- [WORK TO BE COMPLETED]
All of the entries below should be copied exactly as they appear.

Dataset rows for apps and sites:
=== Begin Enclosure ===

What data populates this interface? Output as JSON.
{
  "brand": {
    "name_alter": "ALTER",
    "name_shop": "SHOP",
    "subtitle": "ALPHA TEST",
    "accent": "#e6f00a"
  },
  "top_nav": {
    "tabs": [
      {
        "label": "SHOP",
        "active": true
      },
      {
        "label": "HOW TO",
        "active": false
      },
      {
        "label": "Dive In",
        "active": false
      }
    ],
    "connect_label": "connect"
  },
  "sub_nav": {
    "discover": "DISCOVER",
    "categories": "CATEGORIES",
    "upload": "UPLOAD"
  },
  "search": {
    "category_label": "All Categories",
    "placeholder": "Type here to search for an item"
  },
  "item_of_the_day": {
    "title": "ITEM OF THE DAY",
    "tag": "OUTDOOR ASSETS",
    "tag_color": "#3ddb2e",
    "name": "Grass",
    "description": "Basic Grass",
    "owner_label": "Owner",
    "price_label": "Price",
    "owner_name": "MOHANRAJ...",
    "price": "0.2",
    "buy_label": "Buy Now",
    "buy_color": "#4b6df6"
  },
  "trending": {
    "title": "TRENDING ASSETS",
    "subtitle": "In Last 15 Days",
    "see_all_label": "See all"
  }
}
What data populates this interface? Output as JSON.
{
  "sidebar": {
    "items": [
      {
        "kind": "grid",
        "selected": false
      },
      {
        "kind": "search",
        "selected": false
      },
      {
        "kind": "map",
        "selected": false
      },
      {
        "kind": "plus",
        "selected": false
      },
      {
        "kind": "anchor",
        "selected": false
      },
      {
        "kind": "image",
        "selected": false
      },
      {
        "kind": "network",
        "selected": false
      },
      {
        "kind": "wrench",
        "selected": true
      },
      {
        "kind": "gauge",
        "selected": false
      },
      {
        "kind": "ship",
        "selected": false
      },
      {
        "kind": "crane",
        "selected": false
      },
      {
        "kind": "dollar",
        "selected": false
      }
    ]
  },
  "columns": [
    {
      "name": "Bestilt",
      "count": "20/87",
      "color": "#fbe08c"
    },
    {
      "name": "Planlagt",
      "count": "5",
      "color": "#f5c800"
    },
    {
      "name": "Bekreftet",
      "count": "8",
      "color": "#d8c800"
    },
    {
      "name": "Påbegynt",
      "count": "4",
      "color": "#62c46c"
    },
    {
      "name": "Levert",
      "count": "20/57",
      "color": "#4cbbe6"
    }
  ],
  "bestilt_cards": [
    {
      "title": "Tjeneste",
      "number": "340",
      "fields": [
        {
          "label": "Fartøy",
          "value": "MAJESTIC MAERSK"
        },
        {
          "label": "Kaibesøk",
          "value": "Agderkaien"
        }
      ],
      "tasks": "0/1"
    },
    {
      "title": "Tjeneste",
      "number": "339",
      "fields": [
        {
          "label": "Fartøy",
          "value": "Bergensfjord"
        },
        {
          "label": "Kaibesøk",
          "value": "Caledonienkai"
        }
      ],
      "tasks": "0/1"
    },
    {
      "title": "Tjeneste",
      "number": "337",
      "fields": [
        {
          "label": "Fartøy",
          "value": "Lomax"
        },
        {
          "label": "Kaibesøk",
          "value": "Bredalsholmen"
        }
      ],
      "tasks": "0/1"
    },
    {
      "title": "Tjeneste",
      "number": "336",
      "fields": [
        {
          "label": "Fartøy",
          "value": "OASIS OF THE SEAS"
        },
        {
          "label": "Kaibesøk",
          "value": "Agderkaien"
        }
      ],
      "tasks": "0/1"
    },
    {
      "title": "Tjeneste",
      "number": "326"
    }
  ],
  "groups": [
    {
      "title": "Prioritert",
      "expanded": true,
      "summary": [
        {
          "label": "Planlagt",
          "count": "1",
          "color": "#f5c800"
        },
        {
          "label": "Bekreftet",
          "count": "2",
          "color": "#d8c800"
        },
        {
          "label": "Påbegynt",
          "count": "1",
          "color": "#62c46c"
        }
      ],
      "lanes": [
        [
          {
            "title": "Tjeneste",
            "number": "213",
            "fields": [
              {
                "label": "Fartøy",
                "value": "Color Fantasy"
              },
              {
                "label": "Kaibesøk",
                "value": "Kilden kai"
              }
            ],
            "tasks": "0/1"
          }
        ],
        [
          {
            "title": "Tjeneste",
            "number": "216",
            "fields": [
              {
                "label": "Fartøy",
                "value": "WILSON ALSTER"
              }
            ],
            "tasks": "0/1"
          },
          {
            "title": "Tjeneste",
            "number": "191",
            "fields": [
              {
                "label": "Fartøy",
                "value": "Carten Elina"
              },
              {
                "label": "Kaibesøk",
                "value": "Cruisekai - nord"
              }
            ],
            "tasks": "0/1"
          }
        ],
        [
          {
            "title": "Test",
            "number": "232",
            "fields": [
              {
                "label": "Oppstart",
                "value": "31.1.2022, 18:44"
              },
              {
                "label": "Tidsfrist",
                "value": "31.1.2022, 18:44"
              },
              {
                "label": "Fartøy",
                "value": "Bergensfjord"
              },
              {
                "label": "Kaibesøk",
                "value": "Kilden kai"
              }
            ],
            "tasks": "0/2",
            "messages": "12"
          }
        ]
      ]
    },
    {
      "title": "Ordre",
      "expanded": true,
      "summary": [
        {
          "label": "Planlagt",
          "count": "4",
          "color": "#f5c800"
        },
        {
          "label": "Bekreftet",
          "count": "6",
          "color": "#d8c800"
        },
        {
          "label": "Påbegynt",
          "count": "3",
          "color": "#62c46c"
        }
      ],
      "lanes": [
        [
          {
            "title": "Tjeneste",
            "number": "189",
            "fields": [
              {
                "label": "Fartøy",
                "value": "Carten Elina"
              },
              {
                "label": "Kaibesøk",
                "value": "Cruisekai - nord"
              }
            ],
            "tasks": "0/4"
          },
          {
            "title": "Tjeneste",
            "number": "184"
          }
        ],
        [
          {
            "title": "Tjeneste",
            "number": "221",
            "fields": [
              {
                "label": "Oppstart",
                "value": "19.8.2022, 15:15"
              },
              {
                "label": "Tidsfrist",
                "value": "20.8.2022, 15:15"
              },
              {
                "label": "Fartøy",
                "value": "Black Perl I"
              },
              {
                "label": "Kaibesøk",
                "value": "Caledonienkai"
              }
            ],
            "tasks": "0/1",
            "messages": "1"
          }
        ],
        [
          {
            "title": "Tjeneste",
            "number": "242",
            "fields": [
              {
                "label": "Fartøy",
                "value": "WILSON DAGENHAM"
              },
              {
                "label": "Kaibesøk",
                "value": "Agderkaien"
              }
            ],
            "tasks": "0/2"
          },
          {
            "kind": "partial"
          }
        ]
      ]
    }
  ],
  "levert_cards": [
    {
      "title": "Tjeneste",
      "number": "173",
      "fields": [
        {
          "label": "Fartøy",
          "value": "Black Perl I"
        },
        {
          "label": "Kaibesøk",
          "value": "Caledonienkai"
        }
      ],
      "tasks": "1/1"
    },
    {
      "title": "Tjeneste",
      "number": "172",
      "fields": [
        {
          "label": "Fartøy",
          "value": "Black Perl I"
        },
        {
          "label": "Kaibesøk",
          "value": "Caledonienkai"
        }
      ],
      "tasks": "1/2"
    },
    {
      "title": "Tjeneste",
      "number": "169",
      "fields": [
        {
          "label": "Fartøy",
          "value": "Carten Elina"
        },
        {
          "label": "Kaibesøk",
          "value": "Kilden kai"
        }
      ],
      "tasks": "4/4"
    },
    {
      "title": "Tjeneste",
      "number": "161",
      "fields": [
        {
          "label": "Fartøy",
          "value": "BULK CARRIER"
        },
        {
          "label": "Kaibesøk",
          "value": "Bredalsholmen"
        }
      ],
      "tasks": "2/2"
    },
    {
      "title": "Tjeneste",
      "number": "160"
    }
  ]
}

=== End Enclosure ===

- [SOLUTION TO THE PROBLEM]
What data populates this interface? Output as JSON.
{
  "brand": {
    "name_alter": "ALTER",
    "name_shop": "SHOP",
    "subtitle": "ALPHA TEST",
    "accent": "#e6f00a"
  },
  "top_nav": {
    "tabs": [
      {
        "label": "SHOP",
        "active": true
      },
      {
        "label": "HOW TO",
        "active": false
      },
      {
        "label": "Dive In",
        "active": false
      }
    ],
    "connect_label": "connect"
  },
  "sub_nav": {
    "discover": "DISCOVER",
    "categories": "CATEGORIES",
    "upload": "UPLOAD"
  },
  "search": {
    "category_label": "All Categories",
    "placeholder": "Type here to search for an item"
  },
  "item_of_the_day": {
    "title": "ITEM OF THE DAY",
    "tag": "OUTDOOR ASSETS",
    "tag_color": "#3ddb2e",
    "name": "Grass",
    "description": "Basic Grass",
    "owner_label": "Owner",
    "price_label": "Price",
    "owner_name": "MOHANRAJ...",
    "price": "0.2",
    "buy_label": "Buy Now",
    "buy_color": "#4b6df6"
  },
  "trending": {
    "title": "TRENDING ASSETS",
    "subtitle": "In Last 15 Days",
    "see_all_label": "See all"
  }
}
What data populates this interface? Output as JSON.
{
  "sidebar": {
    "items": [
      {
        "kind": "grid",
        "selected": false
      },
      {
        "kind": "search",
        "selected": false
      },
      {
        "kind": "map",
        "selected": false
      },
      {
        "kind": "plus",
        "selected": false
      },
      {
        "kind": "anchor",
        "selected": false
      },
      {
        "kind": "image",
        "selected": false
      },
      {
        "kind": "network",
        "selected": false
      },
      {
        "kind": "wrench",
        "selected": true
      },
      {
        "kind": "gauge",
        "selected": false
      },
      {
        "kind": "ship",
        "selected": false
      },
      {
        "kind": "crane",
        "selected": false
      },
      {
        "kind": "dollar",
        "selected": false
      }
    ]
  },
  "columns": [
    {
      "name": "Bestilt",
      "count": "20/87",
      "color": "#fbe08c"
    },
    {
      "name": "Planlagt",
      "count": "5",
      "color": "#f5c800"
    },
    {
      "name": "Bekreftet",
      "count": "8",
      "color": "#d8c800"
    },
    {
      "name": "Påbegynt",
      "count": "4",
      "color": "#62c46c"
    },
    {
      "name": "Levert",
      "count": "20/57",
      "color": "#4cbbe6"
    }
  ],
  "bestilt_cards": [
    {
      "title": "Tjeneste",
      "number": "340",
      "fields": [
        {
          "label": "Fartøy",
          "value": "MAJESTIC MAERSK"
        },
        {
          "label": "Kaibesøk",
          "value": "Agderkaien"
        }
      ],
      "tasks": "0/1"
    },
    {
      "title": "Tjeneste",
      "number": "339",
      "fields": [
        {
          "label": "Fartøy",
          "value": "Bergensfjord"
        },
        {
          "label": "Kaibesøk",
          "value": "Caledonienkai"
        }
      ],
      "tasks": "0/1"
    },
    {
      "title": "Tjeneste",
      "number": "337",
      "fields": [
        {
          "label": "Fartøy",
          "value": "Lomax"
        },
        {
          "label": "Kaibesøk",
          "value": "Bredalsholmen"
        }
      ],
      "tasks": "0/1"
    },
    {
      "title": "Tjeneste",
      "number": "336",
      "fields": [
        {
          "label": "Fartøy",
          "value": "OASIS OF THE SEAS"
        },
        {
          "label": "Kaibesøk",
          "value": "Agderkaien"
        }
      ],
      "tasks": "0/1"
    },
    {
      "title": "Tjeneste",
      "number": "326"
    }
  ],
  "groups": [
    {
      "title": "Prioritert",
      "expanded": true,
      "summary": [
        {
          "label": "Planlagt",
          "count": "1",
          "color": "#f5c800"
        },
        {
          "label": "Bekreftet",
          "count": "2",
          "color": "#d8c800"
        },
        {
          "label": "Påbegynt",
          "count": "1",
          "color": "#62c46c"
        }
      ],
      "lanes": [
        [
          {
            "title": "Tjeneste",
            "number": "213",
            "fields": [
              {
                "label": "Fartøy",
                "value": "Color Fantasy"
              },
              {
                "label": "Kaibesøk",
                "value": "Kilden kai"
              }
            ],
            "tasks": "0/1"
          }
        ],
        [
          {
            "title": "Tjeneste",
            "number": "216",
            "fields": [
              {
                "label": "Fartøy",
                "value": "WILSON ALSTER"
              }
            ],
            "tasks": "0/1"
          },
          {
            "title": "Tjeneste",
            "number": "191",
            "fields": [
              {
                "label": "Fartøy",
                "value": "Carten Elina"
              },
              {
                "label": "Kaibesøk",
                "value": "Cruisekai - nord"
              }
            ],
            "tasks": "0/1"
          }
        ],
        [
          {
            "title": "Test",
            "number": "232",
            "fields": [
              {
                "label": "Oppstart",
                "value": "31.1.2022, 18:44"
              },
              {
                "label": "Tidsfrist",
                "value": "31.1.2022, 18:44"
              },
              {
                "label": "Fartøy",
                "value": "Bergensfjord"
              },
              {
                "label": "Kaibesøk",
                "value": "Kilden kai"
              }
            ],
            "tasks": "0/2",
            "messages": "12"
          }
        ]
      ]
    },
    {
      "title": "Ordre",
      "expanded": true,
      "summary": [
        {
          "label": "Planlagt",
          "count": "4",
          "color": "#f5c800"
        },
        {
          "label": "Bekreftet",
          "count": "6",
          "color": "#d8c800"
        },
        {
          "label": "Påbegynt",
          "count": "3",
          "color": "#62c46c"
        }
      ],
      "lanes": [
        [
          {
            "title": "Tjeneste",
            "number": "189",
            "fields": [
              {
                "label": "Fartøy",
                "value": "Carten Elina"
              },
              {
                "label": "Kaibesøk",
                "value": "Cruisekai - nord"
              }
            ],
            "tasks": "0/4"
          },
          {
            "title": "Tjeneste",
            "number": "184"
          }
        ],
        [
          {
            "title": "Tjeneste",
            "number": "221",
            "fields": [
              {
                "label": "Oppstart",
                "value": "19.8.2022, 15:15"
              },
              {
                "label": "Tidsfrist",
                "value": "20.8.2022, 15:15"
              },
              {
                "label": "Fartøy",
                "value": "Black Perl I"
              },
              {
                "label": "Kaibesøk",
                "value": "Caledonienkai"
              }
            ],
            "tasks": "0/1",
            "messages": "1"
          }
        ],
        [
          {
            "title": "Tjeneste",
            "number": "242",
            "fields": [
              {
                "label": "Fartøy",
                "value": "WILSON DAGENHAM"
              },
              {
                "label": "Kaibesøk",
                "value": "Agderkaien"
              }
            ],
            "tasks": "0/2"
          },
          {
            "kind": "partial"
          }
        ]
      ]
    }
  ],
  "levert_cards": [
    {
      "title": "Tjeneste",
      "number": "173",
      "fields": [
        {
          "label": "Fartøy",
          "value": "Black Perl I"
        },
        {
          "label": "Kaibesøk",
          "value": "Caledonienkai"
        }
      ],
      "tasks": "1/1"
    },
    {
      "title": "Tjeneste",
      "number": "172",
      "fields": [
        {
          "label": "Fartøy",
          "value": "Black Perl I"
        },
        {
          "label": "Kaibesøk",
          "value": "Caledonienkai"
        }
      ],
      "tasks": "1/2"
    },
    {
      "title": "Tjeneste",
      "number": "169",
      "fields": [
        {
          "label": "Fartøy",
          "value": "Carten Elina"
        },
        {
          "label": "Kaibesøk",
          "value": "Kilden kai"
        }
      ],
      "tasks": "4/4"
    },
    {
      "title": "Tjeneste",
      "number": "161",
      "fields": [
        {
          "label": "Fartøy",
          "value": "BULK CARRIER"
        },
        {
          "label": "Kaibesøk",
          "value": "Bredalsholmen"
        }
      ],
      "tasks": "2/2"
    },
    {
      "title": "Tjeneste",
      "number": "160"
    }
  ]
}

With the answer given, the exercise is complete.